Minneapolis Fed President Neel Kashkari put out the below tweet:
Be sure to read the tweet carefully. It clearly shows that Kashkari has no idea why the Fed is doing repo operations and why banks would want to swap T-bills for Fed reserves.
Here is the New York Fed explaining why they do repo transactions (my bold):
In a repo transaction, the [New York Fed's Open Market Trading] Desk purchases Treasury, agency debt, or agency mortgage-backed securities (MBS) from a counterparty subject to an agreement to resell the securities at a later date. It is economically similar to a loan collateralized by securities having a value higher than the loan to protect the Desk against market and credit risk. Repo transactions temporarily increase the quantity of reserve balances in the banking system.So why would the Fed want to increase the reserve balances in the banking system?
Because it increases the money supply and generally puts short-term downward pressure on interest rates.
This is pretty basic stuff that Kashkari appears to be clueless about.
Even Paul Krugman, with Robin Wells, in their college text, Microeconomics, explain the process:
The monetary base is the sum of currency in circulation and bank reserves...Each dollar of bank reserves backs several dollars of bank deposits, making the money supply larger than the monetary base.That is the monetary base acts as a multiplier of the money supply.
Treasury bills don't have the multiplier effect that bank reserves do. That's why a bank may need additional Fed reserves to support its loan portfolio.
The full discussion about Fed reserves could go on for hours. There are, for example, excess reserves that are not in the system acting as a direct money supply multiplier. Only required reserves do but the key is that banks seek these reserves because T-bills and other assets don't act as multipliers. This is very important to understand. Because of the way the fractional reserve system is structured, Federal reserve balances support the entire bank credit system
This is the primary function of the Federal Reserve, through various methods to manipulate the money supply generally via different types of reserve operations.

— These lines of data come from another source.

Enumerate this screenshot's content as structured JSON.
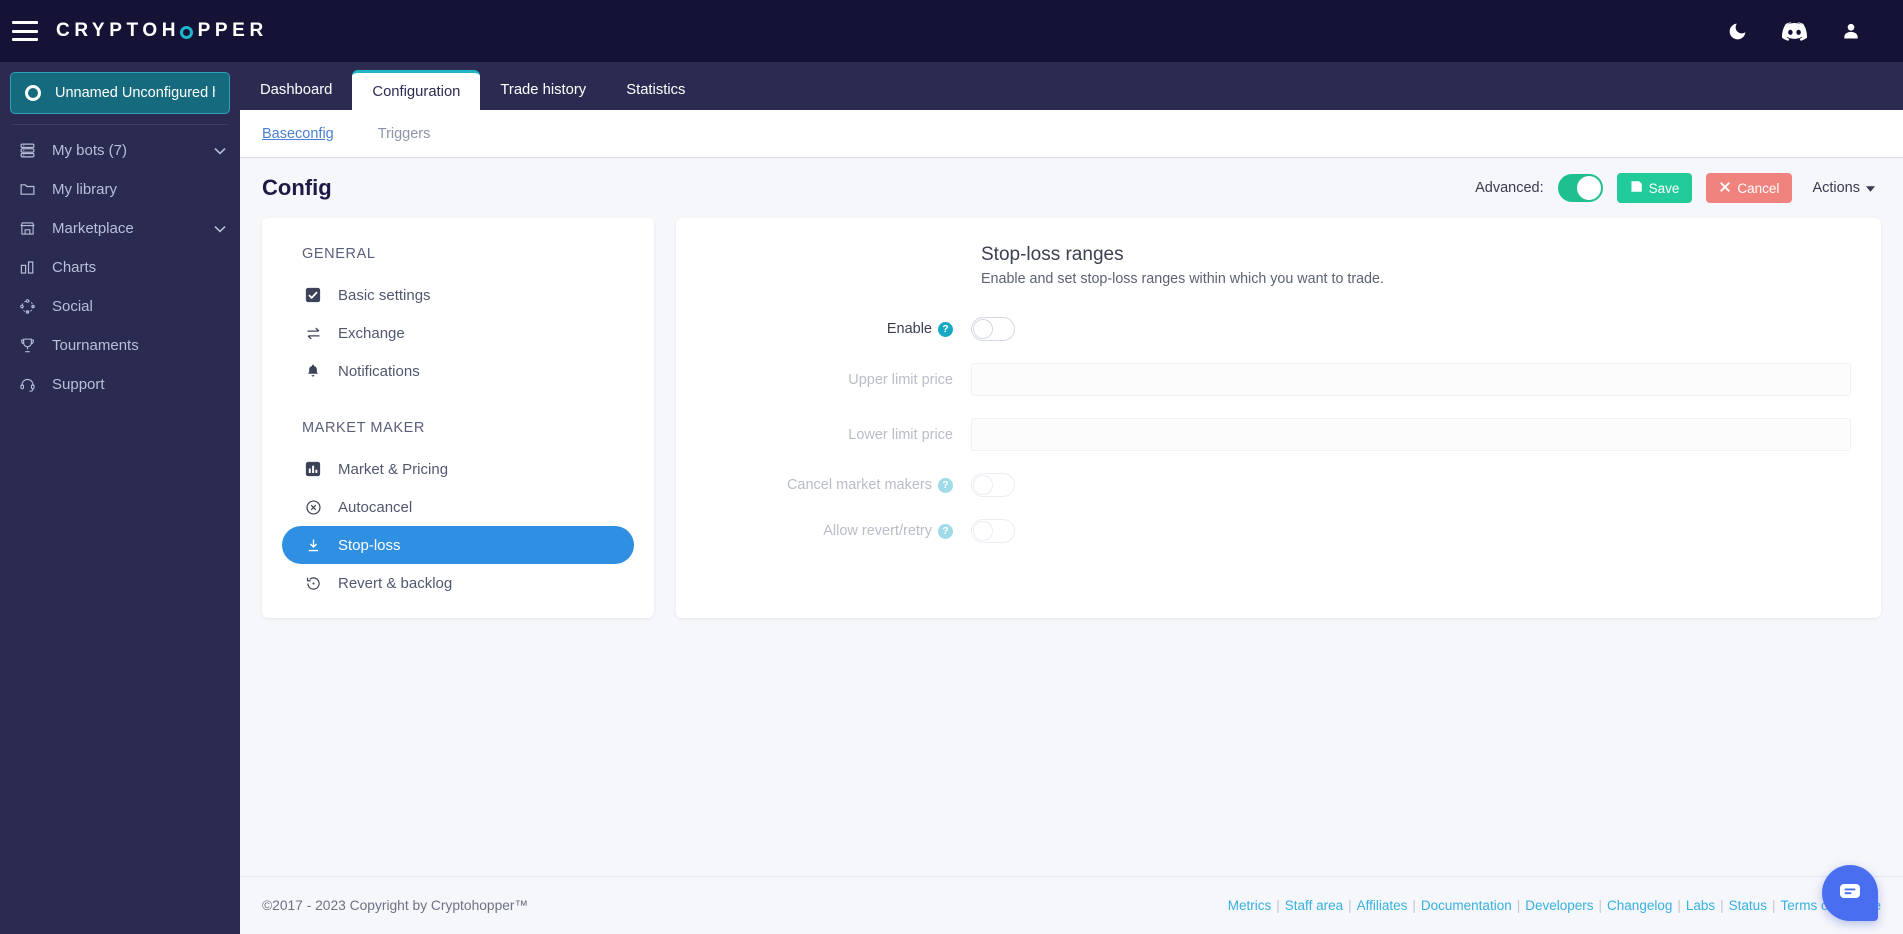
{
  "topbar": {
    "brand_before": "CRYPTOH",
    "brand_after": "PPER",
    "menu_icon": "hamburger-menu-icon",
    "icons": [
      {
        "name": "dark-mode-moon-icon",
        "glyph": "moon"
      },
      {
        "name": "discord-icon",
        "glyph": "discord"
      },
      {
        "name": "user-profile-icon",
        "glyph": "user"
      }
    ]
  },
  "sidebar": {
    "bot_selector": {
      "label": "Unnamed Unconfigured ho…"
    },
    "items": [
      {
        "label": "My bots (7)",
        "icon": "server-stack-icon",
        "caret": "⌄"
      },
      {
        "label": "My library",
        "icon": "folder-icon",
        "caret": ""
      },
      {
        "label": "Marketplace",
        "icon": "store-icon",
        "caret": "⌄"
      },
      {
        "label": "Charts",
        "icon": "bar-chart-icon",
        "caret": ""
      },
      {
        "label": "Social",
        "icon": "social-network-icon",
        "caret": ""
      },
      {
        "label": "Tournaments",
        "icon": "trophy-icon",
        "caret": ""
      },
      {
        "label": "Support",
        "icon": "headset-icon",
        "caret": ""
      }
    ]
  },
  "tabs": [
    {
      "label": "Dashboard",
      "active": false
    },
    {
      "label": "Configuration",
      "active": true
    },
    {
      "label": "Trade history",
      "active": false
    },
    {
      "label": "Statistics",
      "active": false
    }
  ],
  "subtabs": [
    {
      "label": "Baseconfig",
      "active": true
    },
    {
      "label": "Triggers",
      "active": false
    }
  ],
  "page": {
    "title": "Config",
    "advanced_label": "Advanced:",
    "advanced_on": true,
    "save_label": "Save",
    "cancel_label": "Cancel",
    "actions_label": "Actions"
  },
  "config_menu": {
    "groups": [
      {
        "title": "GENERAL",
        "items": [
          {
            "label": "Basic settings",
            "icon": "checkbox-checked-icon",
            "active": false
          },
          {
            "label": "Exchange",
            "icon": "exchange-arrows-icon",
            "active": false
          },
          {
            "label": "Notifications",
            "icon": "bell-icon",
            "active": false
          }
        ]
      },
      {
        "title": "MARKET MAKER",
        "items": [
          {
            "label": "Market & Pricing",
            "icon": "bar-chart-square-icon",
            "active": false
          },
          {
            "label": "Autocancel",
            "icon": "circle-x-icon",
            "active": false
          },
          {
            "label": "Stop-loss",
            "icon": "download-arrow-icon",
            "active": true
          },
          {
            "label": "Revert & backlog",
            "icon": "history-revert-icon",
            "active": false
          }
        ]
      }
    ]
  },
  "form": {
    "section_title": "Stop-loss ranges",
    "section_subtitle": "Enable and set stop-loss ranges within which you want to trade.",
    "rows": [
      {
        "label": "Enable",
        "type": "toggle",
        "help": true,
        "enabled": true,
        "on": false,
        "value": ""
      },
      {
        "label": "Upper limit price",
        "type": "input",
        "help": false,
        "enabled": false,
        "value": ""
      },
      {
        "label": "Lower limit price",
        "type": "input",
        "help": false,
        "enabled": false,
        "value": ""
      },
      {
        "label": "Cancel market makers",
        "type": "toggle",
        "help": true,
        "enabled": false,
        "on": false,
        "value": ""
      },
      {
        "label": "Allow revert/retry",
        "type": "toggle",
        "help": true,
        "enabled": false,
        "on": false,
        "value": ""
      }
    ],
    "help_glyph": "?"
  },
  "footer": {
    "copyright": "©2017 - 2023  Copyright by Cryptohopper™",
    "links": [
      "Metrics",
      "Staff area",
      "Affiliates",
      "Documentation",
      "Developers",
      "Changelog",
      "Labs",
      "Status",
      "Terms of Service"
    ]
  },
  "chat": {
    "icon": "chat-message-icon"
  },
  "colors": {
    "topbar_bg": "#141336",
    "sidebar_bg": "#2b2b52",
    "accent_teal": "#1fb6c9",
    "active_blue": "#2f8fe3",
    "save_green": "#21cc9a",
    "cancel_red": "#f0837e",
    "link_blue": "#38b0e0",
    "chat_blue": "#4a6ef0"
  }
}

Since the financial crisis of September 2008, the Federal Reserve has been pumping massive amounts of reserves into the system, some ended up for technical reasons as excess reserves that don't have an impact on the money supply, but nearly 100 billion dollars has ended up as required reserves---thus supporting the spectacular growth in the money supply. This expanded money supply base is what is causing the climb in equity prices.
The tweet from Kashkari indicates he doesn't understand any of this.
He was torched on Twitter:
If I buy T-bills, my cash is tied up. But the Fed can buy my T-bills with new cash through a financial intermediary like one of the big banks that can hold reserves. The bank can then use leverage to generate investable cash and the bank and I are both bidding up the markets. QED— Gary A. Gordon (@GaryAGordon) January 17, 2020
If all you are doing is SWAPPING This ST Risk Free Asset for That ST Risk Free Asset then it should be ZERO SUM Swap— 0range Crush (@0rangeCru5h) January 17, 2020
BUT that is not the case because
Repo Operations create Liquidity for financial institutions
Thus, an additive operation = Fed Driven Rally
and this tweet said it all:Okay fair, So stop your Overnight Repo Operations, Your Term repo operations and your monthly purchase of bills and SEE What happens........Market should be fine then based on your logic— Jim Orr (@_TheYank) January 17, 2020
And get this, Federal Reserve regional bank presidents rotate as voting members of the Federal Open Market Committee, the monetary policy-setting committee of the Federal Reserve, which includes setting reserve policy, and clueless Kashkari is actually a voting member this year.Neel: I hope you read the responses to these tweets of yours! Almost everyone has a better understanding of how liquidity works, 'except you'! I believe you'll regret these tweets and they'll haunt you in life, Forever!— Sulaiman S Lalani (@sulaimanslalani) January 17, 2020